“I need a break!”
Whether or not students say it out loud, this feeling can be palpable in the classroom when energy ebbs and flows between busy lessons. A head is nodding off on a desk, a chair rocks dangerously on hind legs, chattering peeps up from the back of the room, and the best answer you get to a simple review question is a vacant stare and a “huh?” Yep, it’s not your imagination—it’s time for a brain break.
Why Do Kids Need Brain Breaks?
While it may seem counterintuitive to further delay a lesson that lost momentum moments before, off-task behaviors are often a cry for help from students who need space to process, wiggle, or actively engage with one another. Brain Breaks are a popular solution for hitting the reset button in a classroom. These quick activities take little planning, typically last less than 5 minutes, and have numerous benefits that are backed up by science.
Several studies suggest that regular breaks reduce stress, prevent fatigue, foster peer connections, and boost work interest and engagement. Intentionally taking a quick time-out from lessons helps students get back on track and ready to learn which positively impacts academic progress.
How Do Kids Take a Brain Break?
It can be a good idea to intentionally plan a brain break mid-lesson, roughly every 20-30 minutes, though frequency can vary by age. When you plan ahead, you may avoid the slump of disengagement and can also seize an opportunity to get creative with the activity.
There are three general styles of brain breaks that all apply to the end goal of providing brief respite from rigorous learning while also nurturing social-emotional development.
- Physical Breaks allow students to re-energize after long periods of sitting or physical inactivity, and have also been found to improve student concentration and peer interactions while increasing academic achievement.

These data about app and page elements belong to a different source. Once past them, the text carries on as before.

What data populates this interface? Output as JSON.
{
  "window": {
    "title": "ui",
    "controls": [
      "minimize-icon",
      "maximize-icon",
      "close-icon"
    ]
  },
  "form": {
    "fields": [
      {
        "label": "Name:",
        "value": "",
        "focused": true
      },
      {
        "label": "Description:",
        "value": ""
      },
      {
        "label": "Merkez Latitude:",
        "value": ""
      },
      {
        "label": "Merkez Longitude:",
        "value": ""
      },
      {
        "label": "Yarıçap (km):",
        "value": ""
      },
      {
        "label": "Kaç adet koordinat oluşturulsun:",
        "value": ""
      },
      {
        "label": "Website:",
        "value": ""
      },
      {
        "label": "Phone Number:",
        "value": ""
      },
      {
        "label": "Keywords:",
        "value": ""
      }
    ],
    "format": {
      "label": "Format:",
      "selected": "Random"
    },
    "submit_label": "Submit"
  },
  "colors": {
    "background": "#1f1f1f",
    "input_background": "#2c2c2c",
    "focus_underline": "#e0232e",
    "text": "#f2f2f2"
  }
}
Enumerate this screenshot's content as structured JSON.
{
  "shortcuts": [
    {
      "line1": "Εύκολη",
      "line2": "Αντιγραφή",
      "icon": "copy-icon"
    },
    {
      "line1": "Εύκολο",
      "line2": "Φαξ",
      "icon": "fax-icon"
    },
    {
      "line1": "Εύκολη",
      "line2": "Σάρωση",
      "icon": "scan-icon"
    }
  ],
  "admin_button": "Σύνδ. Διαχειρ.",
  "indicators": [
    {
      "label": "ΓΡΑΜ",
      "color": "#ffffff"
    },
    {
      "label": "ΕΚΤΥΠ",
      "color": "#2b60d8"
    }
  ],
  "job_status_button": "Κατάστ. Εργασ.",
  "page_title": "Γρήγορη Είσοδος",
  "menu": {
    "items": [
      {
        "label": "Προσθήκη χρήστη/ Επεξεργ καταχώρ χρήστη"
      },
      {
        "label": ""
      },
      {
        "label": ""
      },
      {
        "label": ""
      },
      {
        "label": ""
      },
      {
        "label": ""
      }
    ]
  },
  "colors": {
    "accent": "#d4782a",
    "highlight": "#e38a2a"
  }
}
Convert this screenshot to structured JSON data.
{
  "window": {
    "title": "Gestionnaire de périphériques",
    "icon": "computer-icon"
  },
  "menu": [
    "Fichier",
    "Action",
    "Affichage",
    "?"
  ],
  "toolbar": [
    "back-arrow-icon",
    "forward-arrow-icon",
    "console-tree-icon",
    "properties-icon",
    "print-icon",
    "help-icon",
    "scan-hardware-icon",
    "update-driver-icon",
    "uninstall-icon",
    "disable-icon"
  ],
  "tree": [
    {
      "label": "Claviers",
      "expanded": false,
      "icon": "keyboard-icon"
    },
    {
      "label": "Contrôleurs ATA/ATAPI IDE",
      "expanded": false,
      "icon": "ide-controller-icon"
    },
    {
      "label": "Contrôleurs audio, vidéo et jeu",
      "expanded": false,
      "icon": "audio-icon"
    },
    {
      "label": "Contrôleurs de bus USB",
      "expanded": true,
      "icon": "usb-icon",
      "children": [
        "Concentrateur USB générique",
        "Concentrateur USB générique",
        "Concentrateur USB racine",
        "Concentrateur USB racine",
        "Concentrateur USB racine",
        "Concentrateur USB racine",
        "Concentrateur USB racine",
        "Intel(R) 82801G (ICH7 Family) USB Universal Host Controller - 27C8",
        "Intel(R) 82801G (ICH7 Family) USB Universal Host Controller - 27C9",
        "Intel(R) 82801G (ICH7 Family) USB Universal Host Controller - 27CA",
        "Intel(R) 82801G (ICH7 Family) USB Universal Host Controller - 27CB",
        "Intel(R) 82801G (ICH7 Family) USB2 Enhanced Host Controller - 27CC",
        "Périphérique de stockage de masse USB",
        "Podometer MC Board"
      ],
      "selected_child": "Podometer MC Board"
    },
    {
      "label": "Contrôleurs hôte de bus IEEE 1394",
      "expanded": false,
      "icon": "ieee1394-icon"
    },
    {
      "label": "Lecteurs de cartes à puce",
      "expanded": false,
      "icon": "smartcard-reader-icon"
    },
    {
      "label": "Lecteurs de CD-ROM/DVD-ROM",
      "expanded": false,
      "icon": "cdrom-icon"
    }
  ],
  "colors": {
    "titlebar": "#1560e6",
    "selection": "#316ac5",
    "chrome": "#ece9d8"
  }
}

These breaks may include brief bursts of common exercises such as running in place or jumping jacks.
- Mindfulness Breaks, on the other hand, help slow things down following high-energy activities or deep discussions. These are useful in calming and re-centering and provide time for processing after extended periods of receptive learning. Mindfulness Breaks have many benefits and are known to reduce stress, strengthen focus and attention, have positive impacts on social-emotional learning, and can also diffuse an array of behavioral issues. These strategies may include silent meditation, reflection or journaling, light stretching, or sensory experiences.
- Social Breaks are those which engage connectivity and collaboration. Not to be confused with unstructured recess, Social Breaks are intentionally crafted activities that foster teamwork, develop problem solving abilities, and support communication skills. Research suggests that collaborative learning leads to higher achievement and productivity, as well as greater social competence and self-esteem. These breaks can include mini-games, structured but relaxed conversations, or puzzles and problem solving.
While it’s a great practice to plan for Brain Breaks ahead of time, it’s also important to remember that students may need them more frequently than you anticipated. When energy seems off, survey the room and get comfortable with taking one minute mini-breaks. On a whim you can easily access prep-free strategies like hopping in place or taking slow deep breaths which allow students a moment to recharge or slow down. This small investment of time on the front end will sustain learning and engagement for the long run.
What Are Some Good Brain Breaks?
The two brain breaks below are great for days when the weather outside isn’t cooperating. In both cases, you will be helping your students expend a bit of energy while also improving communication and cooperation skills.
Indoor Recess: Pass The Hoop
If you’re noticing that students aren’t getting along, it might just be time for this group indoor recess activity that brings everyone back together.
Cooperative Play Activity
When attention wiggles and wanes it can be easy for classroom conversations to get derailed. Sounds like it’s time for a cooperative play activity.